◆ Exercise aim ◆
The required result is every line of the records that includes "glyph".

◆ Information ◆
----------------

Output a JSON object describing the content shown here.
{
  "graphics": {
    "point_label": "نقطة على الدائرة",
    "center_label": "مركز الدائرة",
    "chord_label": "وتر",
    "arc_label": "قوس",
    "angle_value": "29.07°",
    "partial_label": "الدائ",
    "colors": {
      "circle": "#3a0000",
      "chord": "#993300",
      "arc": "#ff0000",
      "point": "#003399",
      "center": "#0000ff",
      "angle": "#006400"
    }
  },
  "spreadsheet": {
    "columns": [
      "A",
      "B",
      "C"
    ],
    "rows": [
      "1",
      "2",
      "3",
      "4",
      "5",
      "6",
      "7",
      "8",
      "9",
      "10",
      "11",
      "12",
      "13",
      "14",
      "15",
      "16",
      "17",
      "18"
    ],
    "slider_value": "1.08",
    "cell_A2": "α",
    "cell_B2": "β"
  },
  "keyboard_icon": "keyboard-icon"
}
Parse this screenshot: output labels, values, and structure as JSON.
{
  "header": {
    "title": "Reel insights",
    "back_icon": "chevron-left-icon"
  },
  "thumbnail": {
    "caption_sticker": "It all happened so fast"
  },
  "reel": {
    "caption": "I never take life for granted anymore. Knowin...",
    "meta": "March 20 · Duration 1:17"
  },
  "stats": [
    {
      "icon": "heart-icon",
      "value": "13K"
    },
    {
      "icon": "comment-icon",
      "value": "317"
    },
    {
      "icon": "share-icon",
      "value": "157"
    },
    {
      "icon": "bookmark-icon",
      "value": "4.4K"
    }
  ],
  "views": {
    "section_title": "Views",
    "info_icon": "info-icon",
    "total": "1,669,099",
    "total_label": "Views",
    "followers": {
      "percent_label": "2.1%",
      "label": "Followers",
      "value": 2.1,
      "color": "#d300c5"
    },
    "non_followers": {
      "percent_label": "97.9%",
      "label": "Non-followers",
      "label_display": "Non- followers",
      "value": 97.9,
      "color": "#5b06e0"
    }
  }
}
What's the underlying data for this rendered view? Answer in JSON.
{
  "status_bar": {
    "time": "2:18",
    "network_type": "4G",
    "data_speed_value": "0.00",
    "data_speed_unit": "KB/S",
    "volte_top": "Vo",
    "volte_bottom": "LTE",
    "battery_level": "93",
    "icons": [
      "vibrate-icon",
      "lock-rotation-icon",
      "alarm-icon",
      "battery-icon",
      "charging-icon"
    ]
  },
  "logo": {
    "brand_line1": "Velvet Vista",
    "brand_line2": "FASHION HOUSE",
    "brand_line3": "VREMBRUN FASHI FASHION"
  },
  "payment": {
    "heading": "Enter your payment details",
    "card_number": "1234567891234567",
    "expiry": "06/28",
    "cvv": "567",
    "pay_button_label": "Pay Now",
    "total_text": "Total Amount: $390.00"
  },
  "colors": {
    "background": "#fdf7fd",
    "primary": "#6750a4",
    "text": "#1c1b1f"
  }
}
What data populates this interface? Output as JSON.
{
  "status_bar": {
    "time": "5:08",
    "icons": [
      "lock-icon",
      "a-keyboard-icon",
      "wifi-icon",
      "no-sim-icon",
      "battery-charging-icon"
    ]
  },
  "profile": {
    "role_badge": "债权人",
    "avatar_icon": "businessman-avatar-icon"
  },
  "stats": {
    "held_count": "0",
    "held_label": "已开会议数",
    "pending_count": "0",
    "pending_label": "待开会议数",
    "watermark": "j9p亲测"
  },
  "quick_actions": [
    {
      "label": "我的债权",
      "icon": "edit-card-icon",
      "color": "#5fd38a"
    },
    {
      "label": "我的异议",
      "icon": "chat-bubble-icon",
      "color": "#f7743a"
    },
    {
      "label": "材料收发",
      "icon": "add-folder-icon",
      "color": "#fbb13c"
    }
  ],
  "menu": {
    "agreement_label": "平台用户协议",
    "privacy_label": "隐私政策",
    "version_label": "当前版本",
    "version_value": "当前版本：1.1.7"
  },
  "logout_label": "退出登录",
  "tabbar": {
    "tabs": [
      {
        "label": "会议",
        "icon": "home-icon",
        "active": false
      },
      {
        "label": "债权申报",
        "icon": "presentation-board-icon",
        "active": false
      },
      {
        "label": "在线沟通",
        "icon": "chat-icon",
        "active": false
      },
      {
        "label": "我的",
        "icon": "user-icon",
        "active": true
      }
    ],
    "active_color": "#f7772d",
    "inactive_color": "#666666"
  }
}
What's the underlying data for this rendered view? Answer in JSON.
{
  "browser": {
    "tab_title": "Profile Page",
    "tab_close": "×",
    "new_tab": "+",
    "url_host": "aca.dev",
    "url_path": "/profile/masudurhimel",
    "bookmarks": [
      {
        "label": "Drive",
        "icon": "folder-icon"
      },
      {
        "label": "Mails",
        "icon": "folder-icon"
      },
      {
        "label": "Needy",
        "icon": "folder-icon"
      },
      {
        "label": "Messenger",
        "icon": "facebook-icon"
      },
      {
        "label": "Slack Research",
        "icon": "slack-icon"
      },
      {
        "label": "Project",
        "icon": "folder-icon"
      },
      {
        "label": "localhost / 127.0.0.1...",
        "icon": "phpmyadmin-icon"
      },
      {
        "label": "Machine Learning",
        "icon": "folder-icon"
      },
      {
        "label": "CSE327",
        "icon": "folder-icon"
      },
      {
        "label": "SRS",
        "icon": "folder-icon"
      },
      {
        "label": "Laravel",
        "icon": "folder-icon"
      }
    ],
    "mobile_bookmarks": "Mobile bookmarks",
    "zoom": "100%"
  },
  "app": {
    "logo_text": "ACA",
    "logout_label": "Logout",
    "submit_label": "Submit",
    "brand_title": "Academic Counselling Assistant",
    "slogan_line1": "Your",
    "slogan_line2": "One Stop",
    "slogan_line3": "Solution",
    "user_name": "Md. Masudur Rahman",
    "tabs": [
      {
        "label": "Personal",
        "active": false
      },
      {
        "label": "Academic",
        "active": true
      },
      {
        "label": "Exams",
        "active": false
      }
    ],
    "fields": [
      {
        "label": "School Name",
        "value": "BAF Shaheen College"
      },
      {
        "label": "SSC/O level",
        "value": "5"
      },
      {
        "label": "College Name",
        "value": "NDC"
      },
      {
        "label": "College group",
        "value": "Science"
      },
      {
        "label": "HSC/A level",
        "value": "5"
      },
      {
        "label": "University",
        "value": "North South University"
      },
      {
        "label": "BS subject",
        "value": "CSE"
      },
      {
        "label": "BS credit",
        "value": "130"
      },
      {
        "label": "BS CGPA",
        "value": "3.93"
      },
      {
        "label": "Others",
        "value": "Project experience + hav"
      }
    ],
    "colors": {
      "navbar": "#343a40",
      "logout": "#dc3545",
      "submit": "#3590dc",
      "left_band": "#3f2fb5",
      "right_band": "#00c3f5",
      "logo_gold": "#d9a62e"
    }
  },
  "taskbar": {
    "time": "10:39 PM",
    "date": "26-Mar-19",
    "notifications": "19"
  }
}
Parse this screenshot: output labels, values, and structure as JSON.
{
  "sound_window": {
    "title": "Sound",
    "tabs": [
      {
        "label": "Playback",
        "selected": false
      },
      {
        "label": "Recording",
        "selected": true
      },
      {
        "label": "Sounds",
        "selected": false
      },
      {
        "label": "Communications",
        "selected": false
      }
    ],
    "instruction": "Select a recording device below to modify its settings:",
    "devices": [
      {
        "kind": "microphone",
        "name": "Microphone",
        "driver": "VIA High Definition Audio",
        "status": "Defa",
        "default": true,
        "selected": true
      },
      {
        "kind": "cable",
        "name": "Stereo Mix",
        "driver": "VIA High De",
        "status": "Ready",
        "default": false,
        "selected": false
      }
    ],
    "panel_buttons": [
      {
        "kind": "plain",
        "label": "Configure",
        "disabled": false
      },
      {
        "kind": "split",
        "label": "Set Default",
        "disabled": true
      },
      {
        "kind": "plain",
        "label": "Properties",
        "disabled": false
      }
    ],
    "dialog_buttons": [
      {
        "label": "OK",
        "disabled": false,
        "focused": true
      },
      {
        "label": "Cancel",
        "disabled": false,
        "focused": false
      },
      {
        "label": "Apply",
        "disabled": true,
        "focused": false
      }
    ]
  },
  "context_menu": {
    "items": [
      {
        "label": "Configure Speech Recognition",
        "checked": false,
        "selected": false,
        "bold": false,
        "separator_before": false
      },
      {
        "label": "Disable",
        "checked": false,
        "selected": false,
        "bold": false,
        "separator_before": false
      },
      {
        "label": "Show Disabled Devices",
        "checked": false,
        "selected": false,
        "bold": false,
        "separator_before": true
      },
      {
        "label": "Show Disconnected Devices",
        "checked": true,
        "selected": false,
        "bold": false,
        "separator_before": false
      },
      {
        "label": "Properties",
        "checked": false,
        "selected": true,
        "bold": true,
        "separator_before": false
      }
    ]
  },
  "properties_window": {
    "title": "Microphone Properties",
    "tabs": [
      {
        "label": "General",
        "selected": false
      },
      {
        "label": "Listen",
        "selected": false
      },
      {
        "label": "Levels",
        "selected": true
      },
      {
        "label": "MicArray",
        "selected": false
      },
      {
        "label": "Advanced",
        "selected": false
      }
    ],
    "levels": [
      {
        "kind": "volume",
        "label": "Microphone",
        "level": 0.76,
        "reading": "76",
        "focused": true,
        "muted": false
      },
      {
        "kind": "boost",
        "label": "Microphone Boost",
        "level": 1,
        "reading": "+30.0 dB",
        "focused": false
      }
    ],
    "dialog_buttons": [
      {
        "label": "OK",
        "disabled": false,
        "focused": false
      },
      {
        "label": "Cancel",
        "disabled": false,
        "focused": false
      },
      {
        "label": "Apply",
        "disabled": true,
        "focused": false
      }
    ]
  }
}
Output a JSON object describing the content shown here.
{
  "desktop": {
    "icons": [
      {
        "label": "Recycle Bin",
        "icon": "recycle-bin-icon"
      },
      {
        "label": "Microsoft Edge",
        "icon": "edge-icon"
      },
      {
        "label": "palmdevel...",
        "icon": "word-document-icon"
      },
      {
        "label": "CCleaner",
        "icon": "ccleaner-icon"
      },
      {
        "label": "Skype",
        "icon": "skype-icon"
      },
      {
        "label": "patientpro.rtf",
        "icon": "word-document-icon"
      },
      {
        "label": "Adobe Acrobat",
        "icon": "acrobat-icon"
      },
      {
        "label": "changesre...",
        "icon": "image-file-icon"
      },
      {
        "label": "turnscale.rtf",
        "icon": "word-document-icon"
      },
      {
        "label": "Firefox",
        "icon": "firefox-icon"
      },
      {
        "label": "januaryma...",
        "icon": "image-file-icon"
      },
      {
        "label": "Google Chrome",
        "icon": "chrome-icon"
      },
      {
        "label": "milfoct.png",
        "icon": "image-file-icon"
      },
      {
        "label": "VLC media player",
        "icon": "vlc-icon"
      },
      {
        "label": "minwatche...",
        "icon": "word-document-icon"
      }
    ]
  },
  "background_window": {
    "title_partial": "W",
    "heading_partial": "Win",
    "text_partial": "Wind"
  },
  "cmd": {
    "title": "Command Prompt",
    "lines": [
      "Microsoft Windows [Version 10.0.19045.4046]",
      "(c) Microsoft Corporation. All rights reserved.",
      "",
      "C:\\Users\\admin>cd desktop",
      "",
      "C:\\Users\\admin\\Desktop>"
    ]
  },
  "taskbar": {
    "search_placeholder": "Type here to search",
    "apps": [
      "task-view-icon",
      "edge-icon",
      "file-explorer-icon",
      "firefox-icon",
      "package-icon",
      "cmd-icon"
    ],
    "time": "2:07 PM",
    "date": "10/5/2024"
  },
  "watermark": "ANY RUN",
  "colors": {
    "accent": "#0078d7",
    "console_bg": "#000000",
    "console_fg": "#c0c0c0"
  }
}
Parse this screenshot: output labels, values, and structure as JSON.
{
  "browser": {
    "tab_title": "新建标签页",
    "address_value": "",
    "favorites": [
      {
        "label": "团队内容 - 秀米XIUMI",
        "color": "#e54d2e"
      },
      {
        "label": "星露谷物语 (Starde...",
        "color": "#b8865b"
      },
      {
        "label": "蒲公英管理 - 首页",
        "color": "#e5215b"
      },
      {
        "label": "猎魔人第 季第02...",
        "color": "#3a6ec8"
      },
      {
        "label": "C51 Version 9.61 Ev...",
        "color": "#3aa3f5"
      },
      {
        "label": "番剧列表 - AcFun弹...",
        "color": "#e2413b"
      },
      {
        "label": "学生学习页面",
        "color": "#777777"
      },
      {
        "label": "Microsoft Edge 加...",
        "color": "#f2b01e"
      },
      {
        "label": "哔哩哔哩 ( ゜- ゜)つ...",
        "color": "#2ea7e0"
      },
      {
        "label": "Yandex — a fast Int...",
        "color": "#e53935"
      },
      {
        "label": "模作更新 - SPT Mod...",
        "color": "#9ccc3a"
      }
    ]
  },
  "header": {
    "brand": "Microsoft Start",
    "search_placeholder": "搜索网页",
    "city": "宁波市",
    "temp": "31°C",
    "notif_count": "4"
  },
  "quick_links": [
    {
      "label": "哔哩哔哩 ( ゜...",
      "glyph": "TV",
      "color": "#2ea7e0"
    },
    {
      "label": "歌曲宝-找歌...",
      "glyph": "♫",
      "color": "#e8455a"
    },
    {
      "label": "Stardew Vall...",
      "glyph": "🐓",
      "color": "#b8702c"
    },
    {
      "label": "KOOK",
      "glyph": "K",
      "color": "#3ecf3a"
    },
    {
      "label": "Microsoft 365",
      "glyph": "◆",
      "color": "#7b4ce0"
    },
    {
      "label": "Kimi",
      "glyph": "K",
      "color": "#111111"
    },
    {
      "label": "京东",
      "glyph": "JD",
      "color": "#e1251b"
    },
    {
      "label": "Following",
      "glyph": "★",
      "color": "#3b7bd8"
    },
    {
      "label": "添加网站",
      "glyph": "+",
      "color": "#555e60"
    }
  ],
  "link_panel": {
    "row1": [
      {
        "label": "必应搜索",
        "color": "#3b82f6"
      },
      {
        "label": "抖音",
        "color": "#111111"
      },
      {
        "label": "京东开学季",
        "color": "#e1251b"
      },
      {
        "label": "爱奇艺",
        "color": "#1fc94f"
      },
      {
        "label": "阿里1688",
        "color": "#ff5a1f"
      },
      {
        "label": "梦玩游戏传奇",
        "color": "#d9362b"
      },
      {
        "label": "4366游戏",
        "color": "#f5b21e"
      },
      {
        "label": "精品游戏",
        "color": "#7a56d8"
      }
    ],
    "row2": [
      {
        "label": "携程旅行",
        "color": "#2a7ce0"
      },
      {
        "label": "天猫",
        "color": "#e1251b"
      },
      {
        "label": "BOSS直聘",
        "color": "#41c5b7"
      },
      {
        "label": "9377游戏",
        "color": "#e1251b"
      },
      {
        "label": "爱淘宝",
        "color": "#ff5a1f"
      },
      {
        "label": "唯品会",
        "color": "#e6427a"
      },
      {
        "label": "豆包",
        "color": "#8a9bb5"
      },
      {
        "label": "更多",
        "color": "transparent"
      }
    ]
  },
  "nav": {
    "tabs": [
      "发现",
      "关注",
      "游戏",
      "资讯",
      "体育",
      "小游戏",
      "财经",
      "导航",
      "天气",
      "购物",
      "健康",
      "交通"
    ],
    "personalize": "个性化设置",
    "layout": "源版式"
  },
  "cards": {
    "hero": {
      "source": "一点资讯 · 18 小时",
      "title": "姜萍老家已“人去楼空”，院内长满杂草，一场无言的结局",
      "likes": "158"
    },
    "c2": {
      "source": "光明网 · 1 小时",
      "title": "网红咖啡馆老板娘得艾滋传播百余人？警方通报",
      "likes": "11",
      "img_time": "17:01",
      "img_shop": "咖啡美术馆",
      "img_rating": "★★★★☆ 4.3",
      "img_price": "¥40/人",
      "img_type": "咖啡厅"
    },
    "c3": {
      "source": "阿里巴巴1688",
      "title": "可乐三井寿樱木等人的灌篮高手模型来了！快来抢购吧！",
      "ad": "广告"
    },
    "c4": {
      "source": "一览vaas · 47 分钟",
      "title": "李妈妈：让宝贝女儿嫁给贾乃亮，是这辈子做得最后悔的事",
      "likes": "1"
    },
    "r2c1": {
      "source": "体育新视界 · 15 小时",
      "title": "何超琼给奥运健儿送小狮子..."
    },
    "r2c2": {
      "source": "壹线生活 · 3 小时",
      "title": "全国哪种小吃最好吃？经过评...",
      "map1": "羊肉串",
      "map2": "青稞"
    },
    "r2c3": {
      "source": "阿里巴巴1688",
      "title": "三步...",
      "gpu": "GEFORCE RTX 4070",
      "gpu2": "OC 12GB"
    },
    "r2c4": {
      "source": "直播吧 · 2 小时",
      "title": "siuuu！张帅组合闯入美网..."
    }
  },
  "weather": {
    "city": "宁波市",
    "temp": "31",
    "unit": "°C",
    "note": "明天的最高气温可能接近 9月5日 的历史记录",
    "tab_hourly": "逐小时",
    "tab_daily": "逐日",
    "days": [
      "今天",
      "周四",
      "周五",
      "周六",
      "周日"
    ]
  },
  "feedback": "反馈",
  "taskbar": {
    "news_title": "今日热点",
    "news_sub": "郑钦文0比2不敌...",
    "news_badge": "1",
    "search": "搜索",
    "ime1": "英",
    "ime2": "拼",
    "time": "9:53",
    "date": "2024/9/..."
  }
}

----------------

◆ Exercise response ◆
      "glyph": "TV",
      "glyph": "♫",
      "glyph": "🐓",
      "glyph": "K",
      "glyph": "◆",
      "glyph": "K",
      "glyph": "JD",
      "glyph": "★",
      "glyph": "+",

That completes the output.